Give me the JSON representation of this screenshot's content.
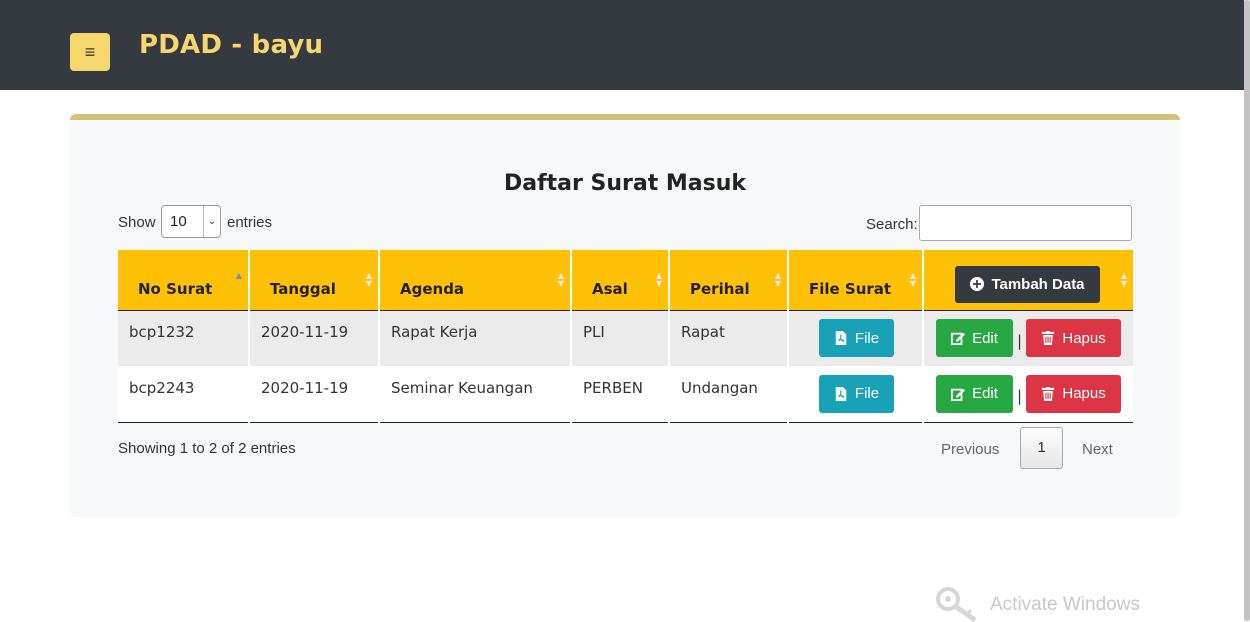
{
  "header": {
    "menu_icon": "hamburger-icon",
    "brand": "PDAD - bayu",
    "colors": {
      "bar": "#343a40",
      "accent": "#f5d76e"
    }
  },
  "card": {
    "title": "Daftar Surat Masuk",
    "accent": "#d8c07a"
  },
  "controls": {
    "show_label": "Show",
    "length_value": "10",
    "entries_label": "entries",
    "search_label": "Search:",
    "search_value": ""
  },
  "table": {
    "columns": [
      "No Surat",
      "Tanggal",
      "Agenda",
      "Asal",
      "Perihal",
      "File Surat"
    ],
    "add_button": "Tambah Data",
    "header_color": "#ffc107",
    "rows": [
      {
        "no_surat": "bcp1232",
        "tanggal": "2020-11-19",
        "agenda": "Rapat Kerja",
        "asal": "PLI",
        "perihal": "Rapat"
      },
      {
        "no_surat": "bcp2243",
        "tanggal": "2020-11-19",
        "agenda": "Seminar Keuangan",
        "asal": "PERBEN",
        "perihal": "Undangan"
      }
    ],
    "file_label": "File",
    "edit_label": "Edit",
    "hapus_label": "Hapus",
    "separator": "|",
    "button_colors": {
      "file": "#17a2b8",
      "edit": "#28a745",
      "hapus": "#dc3545",
      "tambah": "#343a40"
    }
  },
  "footer": {
    "info": "Showing 1 to 2 of 2 entries",
    "previous": "Previous",
    "page": "1",
    "next": "Next"
  },
  "watermark": {
    "text": "Activate Windows",
    "icon": "key-icon"
  }
}
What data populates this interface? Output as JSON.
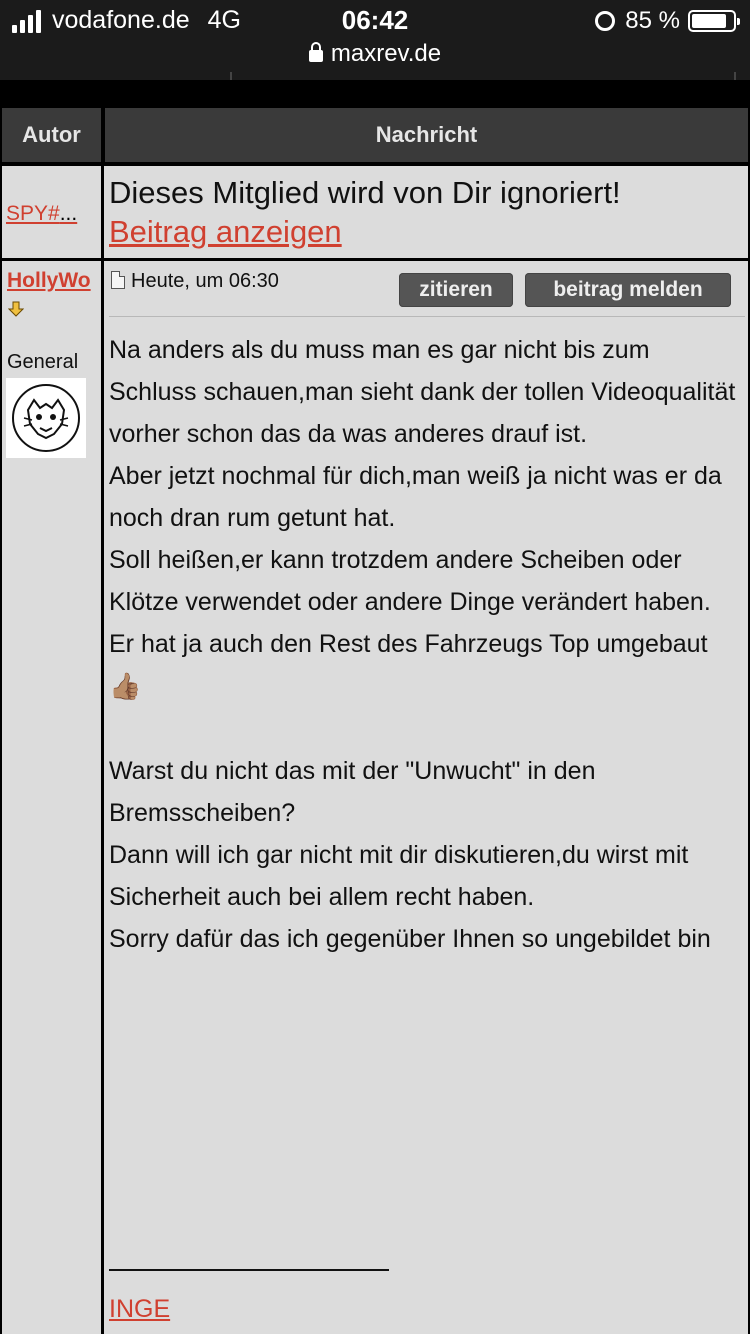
{
  "status_bar": {
    "carrier": "vodafone.de",
    "network": "4G",
    "time": "06:42",
    "battery": "85 %",
    "battery_level": 0.85,
    "url": "maxrev.de"
  },
  "table": {
    "headers": {
      "author": "Autor",
      "message": "Nachricht"
    }
  },
  "ignored_post": {
    "author": "SPY#",
    "author_ellipsis": "...",
    "notice": "Dieses Mitglied wird von Dir ignoriert!",
    "show_link": "Beitrag anzeigen"
  },
  "post": {
    "author": "HollyWo",
    "rank": "General",
    "date": "Heute, um 06:30",
    "quote_button": "zitieren",
    "report_button": "beitrag melden",
    "body": [
      "Na anders als du muss man es gar nicht bis zum Schluss schauen,man sieht dank der tollen Videoqualität vorher schon das da was anderes drauf ist.",
      "Aber jetzt nochmal für dich,man weiß ja nicht was er da noch dran rum getunt hat.",
      "Soll heißen,er kann trotzdem andere Scheiben oder Klötze verwendet oder andere Dinge verändert haben.",
      "Er hat ja auch den Rest des Fahrzeugs Top umgebaut",
      "Warst du nicht das mit der \"Unwucht\" in den Bremsscheiben?",
      "Dann will ich gar nicht mit dir diskutieren,du wirst mit Sicherheit auch bei allem recht haben.",
      "Sorry dafür das ich gegenüber Ihnen so ungebildet bin"
    ],
    "emoji": "👍🏽",
    "signature": "INGE"
  },
  "colors": {
    "link": "#d04030",
    "header_bg": "#3a3a3a",
    "cell_bg": "#dcdcdc",
    "button_bg": "#555555"
  }
}
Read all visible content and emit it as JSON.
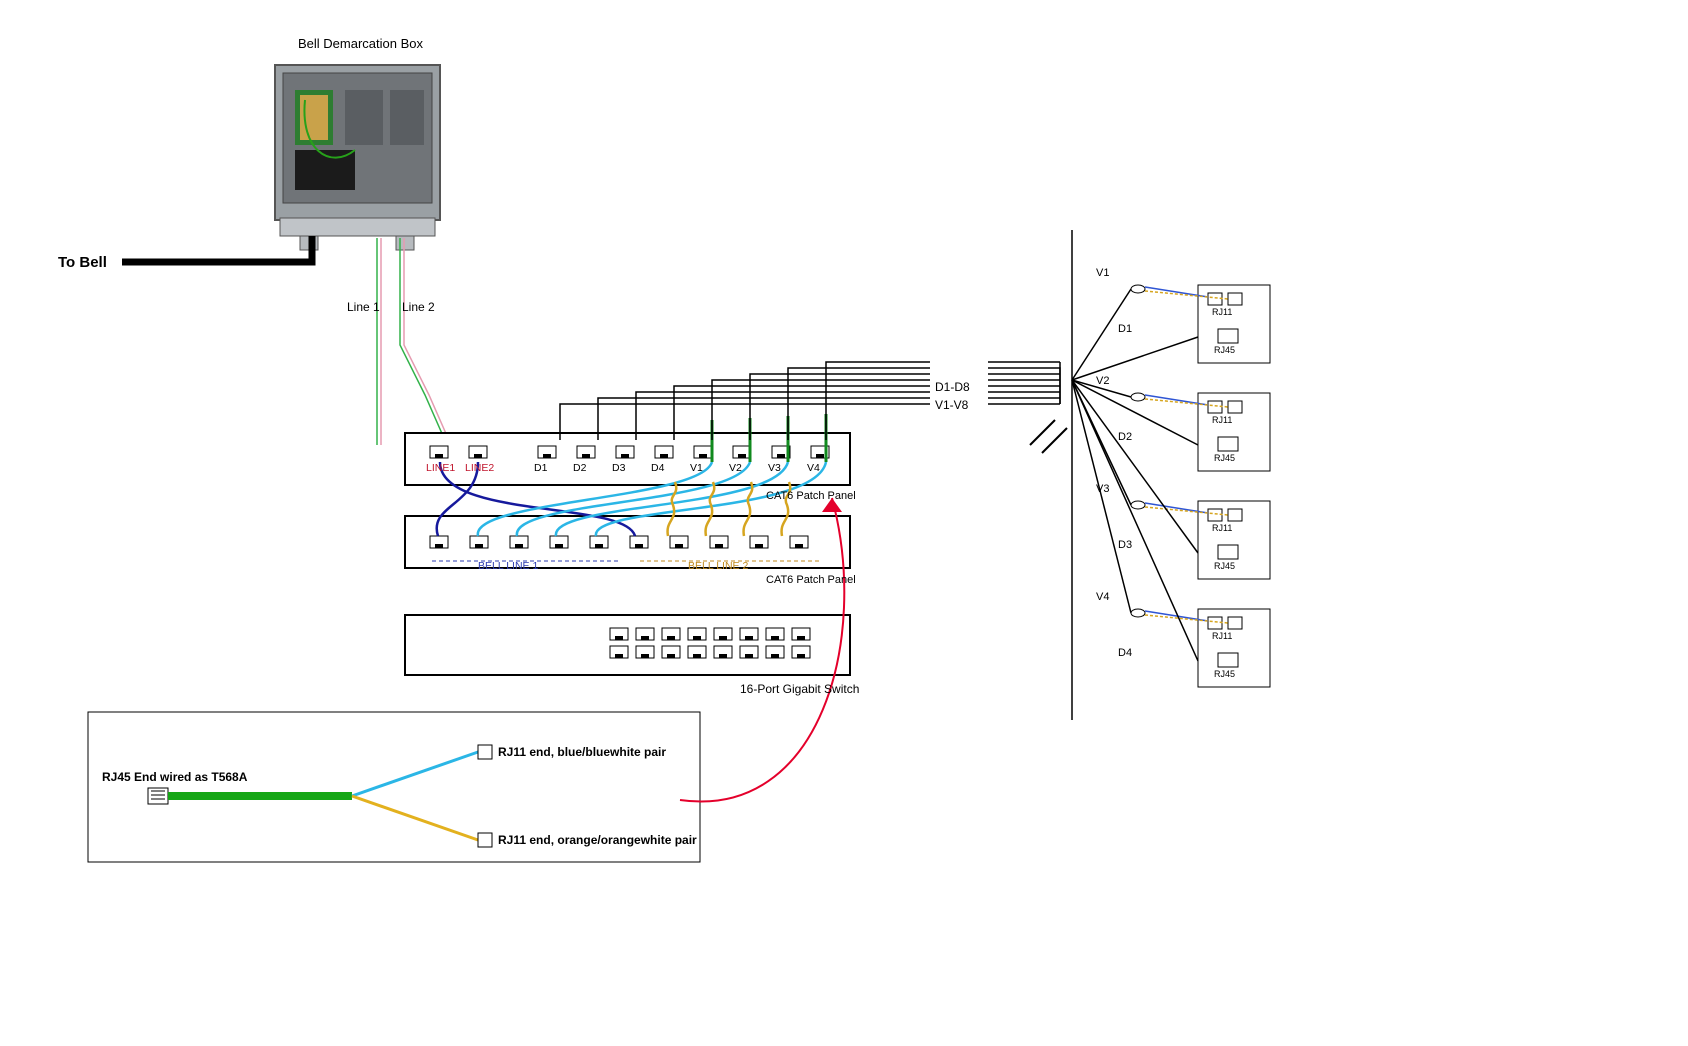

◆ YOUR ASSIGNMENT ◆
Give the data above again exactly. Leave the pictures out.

◆ REPLY ◆
Give me the JSON representation of this screenshot's content.
{
  "header": {
    "menu_icon": "hamburger-icon",
    "brand": "PDAD - bayu",
    "colors": {
      "bar": "#343a40",
      "accent": "#f5d76e"
    }
  },
  "card": {
    "title": "Daftar Surat Masuk",
    "accent": "#d8c07a"
  },
  "controls": {
    "show_label": "Show",
    "length_value": "10",
    "entries_label": "entries",
    "search_label": "Search:",
    "search_value": ""
  },
  "table": {
    "columns": [
      "No Surat",
      "Tanggal",
      "Agenda",
      "Asal",
      "Perihal",
      "File Surat"
    ],
    "add_button": "Tambah Data",
    "header_color": "#ffc107",
    "rows": [
      {
        "no_surat": "bcp1232",
        "tanggal": "2020-11-19",
        "agenda": "Rapat Kerja",
        "asal": "PLI",
        "perihal": "Rapat"
      },
      {
        "no_surat": "bcp2243",
        "tanggal": "2020-11-19",
        "agenda": "Seminar Keuangan",
        "asal": "PERBEN",
        "perihal": "Undangan"
      }
    ],
    "file_label": "File",
    "edit_label": "Edit",
    "hapus_label": "Hapus",
    "separator": "|",
    "button_colors": {
      "file": "#17a2b8",
      "edit": "#28a745",
      "hapus": "#dc3545",
      "tambah": "#343a40"
    }
  },
  "footer": {
    "info": "Showing 1 to 2 of 2 entries",
    "previous": "Previous",
    "page": "1",
    "next": "Next"
  },
  "watermark": {
    "text": "Activate Windows",
    "icon": "key-icon"
  }
}
What data populates this interface? Output as JSON.
{
  "status_bar": {
    "carrier": "vodafone.de",
    "network": "4G",
    "time": "06:42",
    "battery": "85 %",
    "battery_level": 0.85,
    "url": "maxrev.de"
  },
  "table": {
    "headers": {
      "author": "Autor",
      "message": "Nachricht"
    }
  },
  "ignored_post": {
    "author": "SPY#",
    "author_ellipsis": "...",
    "notice": "Dieses Mitglied wird von Dir ignoriert!",
    "show_link": "Beitrag anzeigen"
  },
  "post": {
    "author": "HollyWo",
    "rank": "General",
    "date": "Heute, um 06:30",
    "quote_button": "zitieren",
    "report_button": "beitrag melden",
    "body": [
      "Na anders als du muss man es gar nicht bis zum Schluss schauen,man sieht dank der tollen Videoqualität vorher schon das da was anderes drauf ist.",
      "Aber jetzt nochmal für dich,man weiß ja nicht was er da noch dran rum getunt hat.",
      "Soll heißen,er kann trotzdem andere Scheiben oder Klötze verwendet oder andere Dinge verändert haben.",
      "Er hat ja auch den Rest des Fahrzeugs Top umgebaut",
      "Warst du nicht das mit der \"Unwucht\" in den Bremsscheiben?",
      "Dann will ich gar nicht mit dir diskutieren,du wirst mit Sicherheit auch bei allem recht haben.",
      "Sorry dafür das ich gegenüber Ihnen so ungebildet bin"
    ],
    "emoji": "👍🏽",
    "signature": "INGE"
  },
  "colors": {
    "link": "#d04030",
    "header_bg": "#3a3a3a",
    "cell_bg": "#dcdcdc",
    "button_bg": "#555555"
  }
}
Read all visible content and emit it as JSON.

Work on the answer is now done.